But the fundamental dynamic coursing through these political misrepresentations and exploitations is the conservatives’ deep fear that the version of masculinity on which their political and cultural power has rested for generations is evaporating. If Cold War-era fear mongering, our-stockpile-has-to-be-bigger-than-their-stockpile machismo and plain “might is right” male insistence as a path to unquestioned power is no longer the accepted in the living rooms and bedrooms and boardrooms and classrooms across America, let alone in the war room, what do Republicans have left? Put another way, through eras of women’s liberation and racial equality movements and calls for peace and justice over war and tyranny, the patriarchy has remained intact increasingly not because of its popularity nor long list of great achievements for society but out of sheer will—its tight grip not yet fully dislodged by the simple passage of time that plainly advantages these forces of change.
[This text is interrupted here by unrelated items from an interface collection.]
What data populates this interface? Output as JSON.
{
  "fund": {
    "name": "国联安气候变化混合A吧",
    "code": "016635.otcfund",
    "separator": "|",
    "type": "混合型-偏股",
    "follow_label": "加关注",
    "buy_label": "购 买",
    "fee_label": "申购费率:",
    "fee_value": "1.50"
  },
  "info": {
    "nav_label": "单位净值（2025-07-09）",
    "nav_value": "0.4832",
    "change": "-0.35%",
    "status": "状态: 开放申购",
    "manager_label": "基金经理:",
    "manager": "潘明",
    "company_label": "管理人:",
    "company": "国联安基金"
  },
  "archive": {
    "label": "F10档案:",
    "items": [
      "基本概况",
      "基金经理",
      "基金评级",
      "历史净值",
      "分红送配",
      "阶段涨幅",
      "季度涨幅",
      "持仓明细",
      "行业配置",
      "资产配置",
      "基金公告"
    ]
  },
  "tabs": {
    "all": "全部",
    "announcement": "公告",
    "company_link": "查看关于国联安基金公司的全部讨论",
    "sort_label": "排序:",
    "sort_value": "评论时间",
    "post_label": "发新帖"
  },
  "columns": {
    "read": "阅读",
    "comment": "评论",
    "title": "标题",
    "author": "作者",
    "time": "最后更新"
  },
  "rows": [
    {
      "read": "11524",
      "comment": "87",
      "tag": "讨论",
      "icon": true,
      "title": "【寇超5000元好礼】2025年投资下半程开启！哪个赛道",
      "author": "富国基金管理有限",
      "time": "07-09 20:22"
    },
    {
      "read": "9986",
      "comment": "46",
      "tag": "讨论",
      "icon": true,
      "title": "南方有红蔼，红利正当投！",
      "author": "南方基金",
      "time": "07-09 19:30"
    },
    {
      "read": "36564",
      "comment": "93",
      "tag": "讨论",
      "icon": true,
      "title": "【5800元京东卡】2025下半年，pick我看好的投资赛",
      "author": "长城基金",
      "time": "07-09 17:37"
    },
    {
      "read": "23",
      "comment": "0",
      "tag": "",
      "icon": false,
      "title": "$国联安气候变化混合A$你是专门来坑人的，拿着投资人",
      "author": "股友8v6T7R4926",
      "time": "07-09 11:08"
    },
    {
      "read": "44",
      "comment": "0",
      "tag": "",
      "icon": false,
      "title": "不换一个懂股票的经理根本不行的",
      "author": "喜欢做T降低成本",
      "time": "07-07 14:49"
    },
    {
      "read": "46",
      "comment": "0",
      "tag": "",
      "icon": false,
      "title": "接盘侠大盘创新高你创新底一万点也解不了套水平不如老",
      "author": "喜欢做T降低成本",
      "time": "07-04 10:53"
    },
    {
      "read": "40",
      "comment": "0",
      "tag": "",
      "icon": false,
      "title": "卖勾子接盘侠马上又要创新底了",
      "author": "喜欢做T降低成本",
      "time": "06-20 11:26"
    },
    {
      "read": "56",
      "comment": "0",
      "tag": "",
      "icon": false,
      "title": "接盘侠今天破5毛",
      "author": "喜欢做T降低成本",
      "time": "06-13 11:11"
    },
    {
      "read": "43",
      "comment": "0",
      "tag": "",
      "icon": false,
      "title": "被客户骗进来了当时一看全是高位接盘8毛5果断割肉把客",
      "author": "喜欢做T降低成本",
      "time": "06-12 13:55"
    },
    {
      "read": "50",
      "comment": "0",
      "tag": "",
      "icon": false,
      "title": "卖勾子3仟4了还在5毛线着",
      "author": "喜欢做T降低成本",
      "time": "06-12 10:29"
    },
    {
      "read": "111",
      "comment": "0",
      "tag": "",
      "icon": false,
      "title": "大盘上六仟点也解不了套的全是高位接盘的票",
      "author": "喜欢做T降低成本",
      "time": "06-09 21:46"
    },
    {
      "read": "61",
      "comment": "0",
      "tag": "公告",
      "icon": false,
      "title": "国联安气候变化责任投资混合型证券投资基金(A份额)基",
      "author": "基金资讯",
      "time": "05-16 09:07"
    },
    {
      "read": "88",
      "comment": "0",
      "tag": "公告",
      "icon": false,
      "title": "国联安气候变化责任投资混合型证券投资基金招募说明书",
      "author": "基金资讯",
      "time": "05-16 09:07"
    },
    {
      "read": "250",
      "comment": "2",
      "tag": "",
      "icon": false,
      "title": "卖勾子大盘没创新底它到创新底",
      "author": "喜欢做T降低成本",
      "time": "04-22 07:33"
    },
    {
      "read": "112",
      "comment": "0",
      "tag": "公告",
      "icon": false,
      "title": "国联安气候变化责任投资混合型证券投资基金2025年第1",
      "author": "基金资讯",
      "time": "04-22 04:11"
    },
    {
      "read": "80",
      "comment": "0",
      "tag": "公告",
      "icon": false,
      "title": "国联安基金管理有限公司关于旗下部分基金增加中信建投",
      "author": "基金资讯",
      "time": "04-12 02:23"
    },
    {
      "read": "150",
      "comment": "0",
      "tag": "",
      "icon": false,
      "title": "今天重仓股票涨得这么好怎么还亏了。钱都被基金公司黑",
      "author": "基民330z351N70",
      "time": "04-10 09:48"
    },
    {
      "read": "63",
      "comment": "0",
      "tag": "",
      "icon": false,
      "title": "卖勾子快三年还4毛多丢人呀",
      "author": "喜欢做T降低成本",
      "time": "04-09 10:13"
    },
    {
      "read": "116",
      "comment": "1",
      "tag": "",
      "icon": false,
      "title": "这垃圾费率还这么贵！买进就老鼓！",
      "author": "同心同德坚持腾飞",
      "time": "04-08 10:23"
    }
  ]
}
But when masculinity itself starts to transform, to acknowledge the problems and even shackles of such strict gender norms and embrace a more open and experimental version of itself, traditional masculinity is defeated from within. When masculinity transforms to become a tall, athletic, African-American liberal who achieves peace and prosperity through words rather than weapons, when the new generation of billionaires are not muscle-y factory men but geeky and somewhat effeminate tech entrepreneurs, and when there are strong and powerful women increasingly comfortably and populously mingled within and sometimes hard to distinguish from the back because both have buns on the tops of their heads … well, who the hell is going to vote for a political party not just predicated on but deeply invested in exactly the opposite, let alone embrace any of their machismo-fueled militaristic ideas?